22 November 2011

Occupy Obama? Round One in New Hampshire

In a democracy, in theory, everyone gets to be heard. In practice, it's all about who shows up and who gets heard. Public space and public time are inevitably contested, and dissidents may be excused for feeling that some are heard too often and others not enough. That feeling seems to have motivated the "mic check" outburst in Manchester NH today when Occupation sympathizers attempted to collectively challenge (or heckle) the President. Loyal Democrats eventually drowned out the protesters with their own more mindless chanting of campaign slogans, while the President told the mic-checkers that they had made their point, when they clearly had not. In his comments, Obama seemed to think that their point had been made at the Occupations, where people had expressed, as he heard it, frustration over how the American dream had seemed to slip away from many working people. That's not exactly a misinterpretation, but in the wake of evictions across the country, the frustration has gone beyond economic worries. This is what the demonstrators meant to say:

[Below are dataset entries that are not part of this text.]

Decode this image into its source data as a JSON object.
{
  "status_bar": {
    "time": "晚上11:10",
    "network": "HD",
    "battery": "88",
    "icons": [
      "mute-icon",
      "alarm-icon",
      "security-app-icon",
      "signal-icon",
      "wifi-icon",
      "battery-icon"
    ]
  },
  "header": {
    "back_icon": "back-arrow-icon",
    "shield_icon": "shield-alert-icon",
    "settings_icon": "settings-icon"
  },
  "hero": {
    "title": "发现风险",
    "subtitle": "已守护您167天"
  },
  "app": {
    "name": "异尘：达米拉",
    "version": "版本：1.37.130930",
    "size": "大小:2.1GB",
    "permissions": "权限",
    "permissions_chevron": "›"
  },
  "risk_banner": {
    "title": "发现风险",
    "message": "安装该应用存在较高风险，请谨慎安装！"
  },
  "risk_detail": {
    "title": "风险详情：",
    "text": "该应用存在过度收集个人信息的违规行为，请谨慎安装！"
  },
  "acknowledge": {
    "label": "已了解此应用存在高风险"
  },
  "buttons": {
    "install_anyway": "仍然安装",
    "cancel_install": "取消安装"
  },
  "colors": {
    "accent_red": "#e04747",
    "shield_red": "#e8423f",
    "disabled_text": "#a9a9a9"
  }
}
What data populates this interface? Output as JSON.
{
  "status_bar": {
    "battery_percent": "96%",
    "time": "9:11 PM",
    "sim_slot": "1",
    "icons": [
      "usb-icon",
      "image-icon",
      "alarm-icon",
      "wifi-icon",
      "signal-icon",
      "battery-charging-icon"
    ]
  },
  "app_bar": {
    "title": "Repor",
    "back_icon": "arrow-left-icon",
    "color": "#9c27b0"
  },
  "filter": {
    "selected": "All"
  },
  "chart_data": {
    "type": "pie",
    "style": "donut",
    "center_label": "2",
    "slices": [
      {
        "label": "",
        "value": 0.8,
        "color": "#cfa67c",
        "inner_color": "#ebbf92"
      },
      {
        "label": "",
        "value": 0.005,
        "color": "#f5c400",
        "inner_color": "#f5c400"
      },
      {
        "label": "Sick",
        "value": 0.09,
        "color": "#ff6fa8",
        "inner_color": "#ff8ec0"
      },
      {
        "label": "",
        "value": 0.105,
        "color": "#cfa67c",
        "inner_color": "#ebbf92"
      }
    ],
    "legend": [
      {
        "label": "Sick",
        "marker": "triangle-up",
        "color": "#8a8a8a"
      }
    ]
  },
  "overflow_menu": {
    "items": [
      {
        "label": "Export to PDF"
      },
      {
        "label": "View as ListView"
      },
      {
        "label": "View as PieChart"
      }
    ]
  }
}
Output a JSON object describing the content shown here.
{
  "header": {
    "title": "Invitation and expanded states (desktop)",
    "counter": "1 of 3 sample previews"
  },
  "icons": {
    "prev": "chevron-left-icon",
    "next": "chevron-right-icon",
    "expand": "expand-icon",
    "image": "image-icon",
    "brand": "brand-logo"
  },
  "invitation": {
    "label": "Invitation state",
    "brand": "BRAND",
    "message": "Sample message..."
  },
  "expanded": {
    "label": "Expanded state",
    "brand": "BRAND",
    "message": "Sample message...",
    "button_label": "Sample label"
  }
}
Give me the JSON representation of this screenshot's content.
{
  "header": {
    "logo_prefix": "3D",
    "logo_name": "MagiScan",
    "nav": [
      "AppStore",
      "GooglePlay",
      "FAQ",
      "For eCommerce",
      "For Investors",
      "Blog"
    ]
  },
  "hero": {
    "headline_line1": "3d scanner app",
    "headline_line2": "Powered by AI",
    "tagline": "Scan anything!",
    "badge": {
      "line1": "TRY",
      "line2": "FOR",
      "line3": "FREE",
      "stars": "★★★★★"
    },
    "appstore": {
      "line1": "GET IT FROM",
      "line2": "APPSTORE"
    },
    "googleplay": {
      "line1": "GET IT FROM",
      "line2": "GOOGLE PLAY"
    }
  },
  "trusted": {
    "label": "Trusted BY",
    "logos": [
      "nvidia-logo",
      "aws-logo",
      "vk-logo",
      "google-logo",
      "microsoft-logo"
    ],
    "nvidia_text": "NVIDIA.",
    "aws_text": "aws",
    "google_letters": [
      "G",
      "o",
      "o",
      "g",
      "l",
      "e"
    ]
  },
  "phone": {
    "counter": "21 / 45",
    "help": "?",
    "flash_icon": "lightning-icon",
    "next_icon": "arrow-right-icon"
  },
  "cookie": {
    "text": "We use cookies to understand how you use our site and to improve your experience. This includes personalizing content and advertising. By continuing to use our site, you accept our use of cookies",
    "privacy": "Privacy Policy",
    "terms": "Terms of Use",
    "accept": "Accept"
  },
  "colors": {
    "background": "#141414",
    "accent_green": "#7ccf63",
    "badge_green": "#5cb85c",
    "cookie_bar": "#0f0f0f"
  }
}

Mr. President, over 4000 peaceful protesters have been arrested while bankers continue to destroy the American economy. You must stop the assault on our 1st Amendment rights. Your silence sends a message that police brutality is acceptable. Banks got bailed out. We got sold out.

It may not be in Obama's power, even had he the will, to stay the hands of city and state cops across the land. The President may not accept police brutality, or he may not accept that the evictions constitute brutality. For their part, the occupiers and their sympathizers do not accept that their time has expired, that they've said their piece and should yield the ground to business as usual. Their test of democratic principles may go beyond any appeal to the First Amendment, and go all the way to first principles. They are determined, it seems, not to yield until their concerns are recognized and addressed, and it also seems that they recognize no obligation to accommodate others by standing down after having their turn at the center of attention. For them, this is not about whose turn it is to speak. If democracy is really about who shows up and who gets heard, then it's their prerogative to stand their ground until the people (or their representatives) respond, either by accepting their demands or by driving them from the field. The occupiers have no obligation to quit until they're ready, or until they're silenced. Democracy doesn't guarantee them victory, but it doesn't require them to give up when others demand that they do so.

1 comment:

Anonymous said...

What if King George had told the colonists: "Okay, we've heard your complaints. Thank you for your comments, now please go away." Oh, wait - that's exactly what happened. If they had simply shrugged their shoulders, bowed their heads and "went away", there would be no President Obama today to ignore his constituents.

They decided that the king "heard, but was not listening" and took actions to correct that problem. Ultimately, the only "fix" was to eliminate the British government (in a manner of speaking), and set up their own.

The difference, in this case, is rather than one group of people complaining about a lack of representation in government, you have two groups of people whining about a lapse in their representatives' ability or willingness to do their jobs, about taxes being too high, about the average person's quality of life continually spiraling downward while the "upper classes" are wealthier than ever, at the same time both groups are yelling at each other with ideological insolence while trying to outshout each other.

I'm beginning to wonder if maybe what this country really needs is a "timeout" from democracy so we can remember WHY we took that route in the first place.